- To do
Go through the entries below. Copy out every line that contains "this".

- Recorded information
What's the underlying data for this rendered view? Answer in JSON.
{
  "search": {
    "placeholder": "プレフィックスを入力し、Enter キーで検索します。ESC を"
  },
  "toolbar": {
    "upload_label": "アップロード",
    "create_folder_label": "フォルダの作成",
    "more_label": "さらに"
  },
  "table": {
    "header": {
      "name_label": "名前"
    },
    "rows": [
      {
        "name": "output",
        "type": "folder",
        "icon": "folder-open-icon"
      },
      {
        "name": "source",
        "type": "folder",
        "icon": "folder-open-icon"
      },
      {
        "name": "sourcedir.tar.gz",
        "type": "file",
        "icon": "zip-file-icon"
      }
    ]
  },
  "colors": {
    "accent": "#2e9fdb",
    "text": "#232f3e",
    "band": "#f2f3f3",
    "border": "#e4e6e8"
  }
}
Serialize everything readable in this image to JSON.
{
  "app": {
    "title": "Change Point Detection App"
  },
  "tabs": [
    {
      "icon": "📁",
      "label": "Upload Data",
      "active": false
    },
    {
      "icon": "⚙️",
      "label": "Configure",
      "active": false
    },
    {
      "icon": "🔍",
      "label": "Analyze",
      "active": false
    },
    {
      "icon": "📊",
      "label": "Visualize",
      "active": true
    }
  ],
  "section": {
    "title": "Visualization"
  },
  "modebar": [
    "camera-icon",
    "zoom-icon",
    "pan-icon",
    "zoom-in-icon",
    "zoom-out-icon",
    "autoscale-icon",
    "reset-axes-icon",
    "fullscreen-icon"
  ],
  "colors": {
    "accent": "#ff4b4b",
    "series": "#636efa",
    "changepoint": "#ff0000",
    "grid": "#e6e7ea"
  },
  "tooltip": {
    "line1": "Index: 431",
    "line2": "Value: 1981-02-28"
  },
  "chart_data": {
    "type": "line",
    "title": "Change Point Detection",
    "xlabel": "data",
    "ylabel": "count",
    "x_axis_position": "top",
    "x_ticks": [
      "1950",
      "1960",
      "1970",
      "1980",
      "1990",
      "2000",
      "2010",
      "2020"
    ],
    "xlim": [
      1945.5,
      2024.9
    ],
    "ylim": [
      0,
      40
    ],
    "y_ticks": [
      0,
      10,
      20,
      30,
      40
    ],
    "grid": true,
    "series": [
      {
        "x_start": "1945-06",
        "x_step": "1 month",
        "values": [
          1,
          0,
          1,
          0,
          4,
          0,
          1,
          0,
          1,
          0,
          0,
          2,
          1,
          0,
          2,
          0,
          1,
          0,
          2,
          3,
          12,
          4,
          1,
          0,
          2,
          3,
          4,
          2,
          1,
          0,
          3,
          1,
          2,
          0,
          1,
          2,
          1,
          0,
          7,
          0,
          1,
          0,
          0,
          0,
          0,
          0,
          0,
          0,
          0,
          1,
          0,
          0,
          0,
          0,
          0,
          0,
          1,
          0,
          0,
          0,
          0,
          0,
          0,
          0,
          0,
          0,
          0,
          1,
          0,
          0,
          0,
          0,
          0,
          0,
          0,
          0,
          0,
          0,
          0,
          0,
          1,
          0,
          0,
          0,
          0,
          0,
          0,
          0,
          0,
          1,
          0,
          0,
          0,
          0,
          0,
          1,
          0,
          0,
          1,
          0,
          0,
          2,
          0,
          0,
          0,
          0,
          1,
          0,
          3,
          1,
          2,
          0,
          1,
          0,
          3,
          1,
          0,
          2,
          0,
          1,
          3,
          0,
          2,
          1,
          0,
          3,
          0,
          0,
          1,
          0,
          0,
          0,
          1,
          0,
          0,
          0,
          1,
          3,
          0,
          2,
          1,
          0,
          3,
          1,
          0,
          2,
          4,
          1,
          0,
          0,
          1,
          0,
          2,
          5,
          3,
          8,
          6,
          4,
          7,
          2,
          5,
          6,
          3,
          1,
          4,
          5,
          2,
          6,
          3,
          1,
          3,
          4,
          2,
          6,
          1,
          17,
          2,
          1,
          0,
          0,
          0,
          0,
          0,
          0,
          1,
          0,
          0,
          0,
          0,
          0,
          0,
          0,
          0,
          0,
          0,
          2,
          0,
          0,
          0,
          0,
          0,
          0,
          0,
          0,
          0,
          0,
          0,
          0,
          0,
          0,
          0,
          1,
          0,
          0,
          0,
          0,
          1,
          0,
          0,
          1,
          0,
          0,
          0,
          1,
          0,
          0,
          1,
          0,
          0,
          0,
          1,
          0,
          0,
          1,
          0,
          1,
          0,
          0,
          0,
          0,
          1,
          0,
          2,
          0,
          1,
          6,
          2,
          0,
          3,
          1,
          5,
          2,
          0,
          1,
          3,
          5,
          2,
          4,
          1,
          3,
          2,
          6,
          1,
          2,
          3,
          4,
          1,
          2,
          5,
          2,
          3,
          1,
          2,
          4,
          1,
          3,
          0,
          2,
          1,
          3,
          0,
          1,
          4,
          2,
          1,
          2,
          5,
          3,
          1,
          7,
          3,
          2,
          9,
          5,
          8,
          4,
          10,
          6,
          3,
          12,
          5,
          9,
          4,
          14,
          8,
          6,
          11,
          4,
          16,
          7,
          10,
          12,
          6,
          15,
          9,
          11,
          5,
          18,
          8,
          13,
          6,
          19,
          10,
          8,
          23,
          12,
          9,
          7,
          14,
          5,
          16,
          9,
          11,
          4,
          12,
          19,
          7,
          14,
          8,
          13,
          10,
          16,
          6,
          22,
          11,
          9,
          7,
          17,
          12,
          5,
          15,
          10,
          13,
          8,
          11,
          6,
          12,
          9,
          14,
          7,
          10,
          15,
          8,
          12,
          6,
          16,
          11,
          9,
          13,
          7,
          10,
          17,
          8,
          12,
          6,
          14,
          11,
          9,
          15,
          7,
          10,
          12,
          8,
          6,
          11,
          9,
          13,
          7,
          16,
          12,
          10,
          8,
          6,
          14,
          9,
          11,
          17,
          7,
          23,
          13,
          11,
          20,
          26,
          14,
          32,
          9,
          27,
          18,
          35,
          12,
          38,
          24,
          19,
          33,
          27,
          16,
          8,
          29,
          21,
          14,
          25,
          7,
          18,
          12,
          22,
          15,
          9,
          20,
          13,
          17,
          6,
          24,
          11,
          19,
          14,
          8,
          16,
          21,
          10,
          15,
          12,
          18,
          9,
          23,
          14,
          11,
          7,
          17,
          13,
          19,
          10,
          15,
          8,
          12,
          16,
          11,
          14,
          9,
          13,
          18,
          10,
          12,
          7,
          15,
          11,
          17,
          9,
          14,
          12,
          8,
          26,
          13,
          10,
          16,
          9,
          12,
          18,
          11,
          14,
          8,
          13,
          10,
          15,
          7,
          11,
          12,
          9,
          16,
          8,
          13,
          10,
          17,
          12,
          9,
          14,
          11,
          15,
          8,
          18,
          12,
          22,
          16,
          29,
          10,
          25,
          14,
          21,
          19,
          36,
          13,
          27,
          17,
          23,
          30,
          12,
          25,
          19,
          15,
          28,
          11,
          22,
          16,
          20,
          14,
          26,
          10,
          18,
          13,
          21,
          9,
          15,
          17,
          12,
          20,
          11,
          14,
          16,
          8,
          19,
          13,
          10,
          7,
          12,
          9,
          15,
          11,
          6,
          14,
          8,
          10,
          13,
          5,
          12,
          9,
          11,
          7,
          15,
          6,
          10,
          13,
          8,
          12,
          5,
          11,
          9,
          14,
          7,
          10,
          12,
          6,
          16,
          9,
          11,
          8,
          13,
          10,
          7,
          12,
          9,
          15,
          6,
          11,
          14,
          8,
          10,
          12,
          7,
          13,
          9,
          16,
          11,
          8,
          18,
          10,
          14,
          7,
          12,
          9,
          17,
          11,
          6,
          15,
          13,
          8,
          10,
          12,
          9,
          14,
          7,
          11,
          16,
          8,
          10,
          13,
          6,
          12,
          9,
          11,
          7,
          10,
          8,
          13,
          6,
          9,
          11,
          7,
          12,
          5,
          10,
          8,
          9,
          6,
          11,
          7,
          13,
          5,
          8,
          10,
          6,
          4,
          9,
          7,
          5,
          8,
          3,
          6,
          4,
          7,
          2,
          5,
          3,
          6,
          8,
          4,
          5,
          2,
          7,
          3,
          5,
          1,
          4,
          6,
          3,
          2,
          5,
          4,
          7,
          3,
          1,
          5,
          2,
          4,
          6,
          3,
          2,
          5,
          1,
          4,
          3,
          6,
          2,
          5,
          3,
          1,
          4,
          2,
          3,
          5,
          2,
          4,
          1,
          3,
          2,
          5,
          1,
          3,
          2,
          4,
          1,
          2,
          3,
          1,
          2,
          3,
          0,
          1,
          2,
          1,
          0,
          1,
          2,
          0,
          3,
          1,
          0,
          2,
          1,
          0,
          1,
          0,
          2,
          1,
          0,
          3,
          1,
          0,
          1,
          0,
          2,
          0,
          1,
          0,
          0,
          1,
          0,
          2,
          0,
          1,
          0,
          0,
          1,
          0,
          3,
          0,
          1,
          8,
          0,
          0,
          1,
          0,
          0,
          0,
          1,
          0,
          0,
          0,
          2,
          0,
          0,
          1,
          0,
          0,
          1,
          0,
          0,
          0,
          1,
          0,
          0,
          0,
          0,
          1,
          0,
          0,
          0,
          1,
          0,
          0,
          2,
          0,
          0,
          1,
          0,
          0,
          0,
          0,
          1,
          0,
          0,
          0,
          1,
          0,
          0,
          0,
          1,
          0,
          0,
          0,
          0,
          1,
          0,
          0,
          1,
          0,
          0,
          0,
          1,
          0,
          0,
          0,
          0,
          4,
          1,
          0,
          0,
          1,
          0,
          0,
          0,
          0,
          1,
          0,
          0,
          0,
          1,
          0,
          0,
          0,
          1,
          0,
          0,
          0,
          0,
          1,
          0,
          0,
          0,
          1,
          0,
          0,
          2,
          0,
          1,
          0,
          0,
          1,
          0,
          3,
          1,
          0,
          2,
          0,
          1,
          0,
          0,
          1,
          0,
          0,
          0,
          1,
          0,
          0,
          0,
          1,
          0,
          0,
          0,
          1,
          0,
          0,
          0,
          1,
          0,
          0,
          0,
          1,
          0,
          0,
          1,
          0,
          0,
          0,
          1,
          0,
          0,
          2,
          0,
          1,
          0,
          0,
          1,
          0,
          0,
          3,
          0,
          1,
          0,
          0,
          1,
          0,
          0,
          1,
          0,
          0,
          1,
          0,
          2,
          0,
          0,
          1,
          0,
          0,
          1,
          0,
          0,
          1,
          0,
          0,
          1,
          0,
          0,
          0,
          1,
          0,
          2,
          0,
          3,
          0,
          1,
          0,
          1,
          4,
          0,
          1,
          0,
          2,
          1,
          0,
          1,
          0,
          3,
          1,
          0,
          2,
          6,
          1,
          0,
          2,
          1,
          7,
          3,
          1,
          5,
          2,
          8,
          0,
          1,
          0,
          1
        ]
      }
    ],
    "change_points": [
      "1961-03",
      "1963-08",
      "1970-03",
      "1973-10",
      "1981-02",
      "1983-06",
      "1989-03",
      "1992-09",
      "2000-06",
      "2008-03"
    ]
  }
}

- Response below
What's the underlying data for this rendered view? Answer in JSON.
Serialize everything readable in this image to JSON.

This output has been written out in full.